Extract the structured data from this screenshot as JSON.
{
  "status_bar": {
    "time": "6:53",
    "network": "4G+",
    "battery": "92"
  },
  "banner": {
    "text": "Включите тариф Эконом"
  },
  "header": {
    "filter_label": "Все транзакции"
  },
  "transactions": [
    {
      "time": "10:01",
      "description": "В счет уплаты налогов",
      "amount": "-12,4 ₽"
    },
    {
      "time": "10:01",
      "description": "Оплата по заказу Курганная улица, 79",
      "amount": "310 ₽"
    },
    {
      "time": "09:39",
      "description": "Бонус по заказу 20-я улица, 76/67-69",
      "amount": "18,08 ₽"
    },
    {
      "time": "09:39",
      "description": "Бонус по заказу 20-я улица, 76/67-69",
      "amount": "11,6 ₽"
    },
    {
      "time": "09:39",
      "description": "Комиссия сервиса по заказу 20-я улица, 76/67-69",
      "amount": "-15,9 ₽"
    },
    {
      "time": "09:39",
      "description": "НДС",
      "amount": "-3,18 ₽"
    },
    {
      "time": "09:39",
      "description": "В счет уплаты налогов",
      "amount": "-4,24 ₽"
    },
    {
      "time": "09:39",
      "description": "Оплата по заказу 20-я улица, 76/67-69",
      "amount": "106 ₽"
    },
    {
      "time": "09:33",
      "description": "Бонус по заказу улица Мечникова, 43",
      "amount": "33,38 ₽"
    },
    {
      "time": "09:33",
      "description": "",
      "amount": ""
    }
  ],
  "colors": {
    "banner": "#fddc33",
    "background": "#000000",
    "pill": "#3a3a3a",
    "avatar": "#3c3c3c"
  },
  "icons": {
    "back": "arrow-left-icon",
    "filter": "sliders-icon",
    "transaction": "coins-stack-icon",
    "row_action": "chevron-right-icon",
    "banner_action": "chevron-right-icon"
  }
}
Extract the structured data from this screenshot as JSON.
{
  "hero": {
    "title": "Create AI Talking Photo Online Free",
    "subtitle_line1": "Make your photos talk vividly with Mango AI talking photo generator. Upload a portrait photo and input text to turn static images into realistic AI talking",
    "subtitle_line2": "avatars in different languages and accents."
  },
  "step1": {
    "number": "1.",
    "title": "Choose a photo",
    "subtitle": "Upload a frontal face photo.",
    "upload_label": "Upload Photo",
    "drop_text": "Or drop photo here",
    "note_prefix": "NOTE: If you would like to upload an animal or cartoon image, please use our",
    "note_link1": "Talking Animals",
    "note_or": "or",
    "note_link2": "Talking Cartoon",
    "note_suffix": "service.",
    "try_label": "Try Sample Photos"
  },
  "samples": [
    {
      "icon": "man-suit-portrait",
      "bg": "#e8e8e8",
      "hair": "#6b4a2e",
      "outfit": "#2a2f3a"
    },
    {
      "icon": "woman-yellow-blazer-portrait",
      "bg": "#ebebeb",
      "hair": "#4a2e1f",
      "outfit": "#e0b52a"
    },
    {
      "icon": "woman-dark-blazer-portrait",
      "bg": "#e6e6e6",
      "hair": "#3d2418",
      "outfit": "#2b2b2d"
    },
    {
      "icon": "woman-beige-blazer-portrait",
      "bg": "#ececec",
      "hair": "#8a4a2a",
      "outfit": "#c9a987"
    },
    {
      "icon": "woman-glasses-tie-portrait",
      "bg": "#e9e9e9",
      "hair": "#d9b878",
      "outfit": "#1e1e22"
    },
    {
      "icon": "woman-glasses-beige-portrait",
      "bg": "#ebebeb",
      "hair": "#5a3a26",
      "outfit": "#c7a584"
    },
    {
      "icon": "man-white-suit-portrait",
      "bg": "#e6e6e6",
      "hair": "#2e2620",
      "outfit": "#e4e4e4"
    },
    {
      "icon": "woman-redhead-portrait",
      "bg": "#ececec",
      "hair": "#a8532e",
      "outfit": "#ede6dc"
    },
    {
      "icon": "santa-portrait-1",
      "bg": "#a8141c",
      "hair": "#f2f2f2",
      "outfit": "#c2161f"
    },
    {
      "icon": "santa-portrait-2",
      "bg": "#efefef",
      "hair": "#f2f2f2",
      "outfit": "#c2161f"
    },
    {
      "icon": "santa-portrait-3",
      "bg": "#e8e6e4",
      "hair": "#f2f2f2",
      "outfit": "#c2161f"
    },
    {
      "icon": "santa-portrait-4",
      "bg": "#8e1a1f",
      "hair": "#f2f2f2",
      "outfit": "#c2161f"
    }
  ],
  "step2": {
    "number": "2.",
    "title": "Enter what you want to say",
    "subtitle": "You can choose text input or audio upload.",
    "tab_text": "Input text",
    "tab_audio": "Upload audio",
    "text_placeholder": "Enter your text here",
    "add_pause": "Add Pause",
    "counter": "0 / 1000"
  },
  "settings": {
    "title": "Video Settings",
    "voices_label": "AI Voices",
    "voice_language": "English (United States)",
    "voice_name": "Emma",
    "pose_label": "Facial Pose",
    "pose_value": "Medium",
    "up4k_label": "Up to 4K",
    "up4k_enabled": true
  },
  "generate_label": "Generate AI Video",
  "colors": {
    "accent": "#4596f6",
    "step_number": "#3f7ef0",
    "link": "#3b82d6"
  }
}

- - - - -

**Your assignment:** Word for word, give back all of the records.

**Solution for this problem:**
Extract the structured data from this screenshot as JSON.
{
  "status_bar": {
    "time": "6:53",
    "network": "4G+",
    "battery": "92"
  },
  "banner": {
    "text": "Включите тариф Эконом"
  },
  "header": {
    "filter_label": "Все транзакции"
  },
  "transactions": [
    {
      "time": "10:01",
      "description": "В счет уплаты налогов",
      "amount": "-12,4 ₽"
    },
    {
      "time": "10:01",
      "description": "Оплата по заказу Курганная улица, 79",
      "amount": "310 ₽"
    },
    {
      "time": "09:39",
      "description": "Бонус по заказу 20-я улица, 76/67-69",
      "amount": "18,08 ₽"
    },
    {
      "time": "09:39",
      "description": "Бонус по заказу 20-я улица, 76/67-69",
      "amount": "11,6 ₽"
    },
    {
      "time": "09:39",
      "description": "Комиссия сервиса по заказу 20-я улица, 76/67-69",
      "amount": "-15,9 ₽"
    },
    {
      "time": "09:39",
      "description": "НДС",
      "amount": "-3,18 ₽"
    },
    {
      "time": "09:39",
      "description": "В счет уплаты налогов",
      "amount": "-4,24 ₽"
    },
    {
      "time": "09:39",
      "description": "Оплата по заказу 20-я улица, 76/67-69",
      "amount": "106 ₽"
    },
    {
      "time": "09:33",
      "description": "Бонус по заказу улица Мечникова, 43",
      "amount": "33,38 ₽"
    },
    {
      "time": "09:33",
      "description": "",
      "amount": ""
    }
  ],
  "colors": {
    "banner": "#fddc33",
    "background": "#000000",
    "pill": "#3a3a3a",
    "avatar": "#3c3c3c"
  },
  "icons": {
    "back": "arrow-left-icon",
    "filter": "sliders-icon",
    "transaction": "coins-stack-icon",
    "row_action": "chevron-right-icon",
    "banner_action": "chevron-right-icon"
  }
}
Extract the structured data from this screenshot as JSON.
{
  "hero": {
    "title": "Create AI Talking Photo Online Free",
    "subtitle_line1": "Make your photos talk vividly with Mango AI talking photo generator. Upload a portrait photo and input text to turn static images into realistic AI talking",
    "subtitle_line2": "avatars in different languages and accents."
  },
  "step1": {
    "number": "1.",
    "title": "Choose a photo",
    "subtitle": "Upload a frontal face photo.",
    "upload_label": "Upload Photo",
    "drop_text": "Or drop photo here",
    "note_prefix": "NOTE: If you would like to upload an animal or cartoon image, please use our",
    "note_link1": "Talking Animals",
    "note_or": "or",
    "note_link2": "Talking Cartoon",
    "note_suffix": "service.",
    "try_label": "Try Sample Photos"
  },
  "samples": [
    {
      "icon": "man-suit-portrait",
      "bg": "#e8e8e8",
      "hair": "#6b4a2e",
      "outfit": "#2a2f3a"
    },
    {
      "icon": "woman-yellow-blazer-portrait",
      "bg": "#ebebeb",
      "hair": "#4a2e1f",
      "outfit": "#e0b52a"
    },
    {
      "icon": "woman-dark-blazer-portrait",
      "bg": "#e6e6e6",
      "hair": "#3d2418",
      "outfit": "#2b2b2d"
    },
    {
      "icon": "woman-beige-blazer-portrait",
      "bg": "#ececec",
      "hair": "#8a4a2a",
      "outfit": "#c9a987"
    },
    {
      "icon": "woman-glasses-tie-portrait",
      "bg": "#e9e9e9",
      "hair": "#d9b878",
      "outfit": "#1e1e22"
    },
    {
      "icon": "woman-glasses-beige-portrait",
      "bg": "#ebebeb",
      "hair": "#5a3a26",
      "outfit": "#c7a584"
    },
    {
      "icon": "man-white-suit-portrait",
      "bg": "#e6e6e6",
      "hair": "#2e2620",
      "outfit": "#e4e4e4"
    },
    {
      "icon": "woman-redhead-portrait",
      "bg": "#ececec",
      "hair": "#a8532e",
      "outfit": "#ede6dc"
    },
    {
      "icon": "santa-portrait-1",
      "bg": "#a8141c",
      "hair": "#f2f2f2",
      "outfit": "#c2161f"
    },
    {
      "icon": "santa-portrait-2",
      "bg": "#efefef",
      "hair": "#f2f2f2",
      "outfit": "#c2161f"
    },
    {
      "icon": "santa-portrait-3",
      "bg": "#e8e6e4",
      "hair": "#f2f2f2",
      "outfit": "#c2161f"
    },
    {
      "icon": "santa-portrait-4",
      "bg": "#8e1a1f",
      "hair": "#f2f2f2",
      "outfit": "#c2161f"
    }
  ],
  "step2": {
    "number": "2.",
    "title": "Enter what you want to say",
    "subtitle": "You can choose text input or audio upload.",
    "tab_text": "Input text",
    "tab_audio": "Upload audio",
    "text_placeholder": "Enter your text here",
    "add_pause": "Add Pause",
    "counter": "0 / 1000"
  },
  "settings": {
    "title": "Video Settings",
    "voices_label": "AI Voices",
    "voice_language": "English (United States)",
    "voice_name": "Emma",
    "pose_label": "Facial Pose",
    "pose_value": "Medium",
    "up4k_label": "Up to 4K",
    "up4k_enabled": true
  },
  "generate_label": "Generate AI Video",
  "colors": {
    "accent": "#4596f6",
    "step_number": "#3f7ef0",
    "link": "#3b82d6"
  }
}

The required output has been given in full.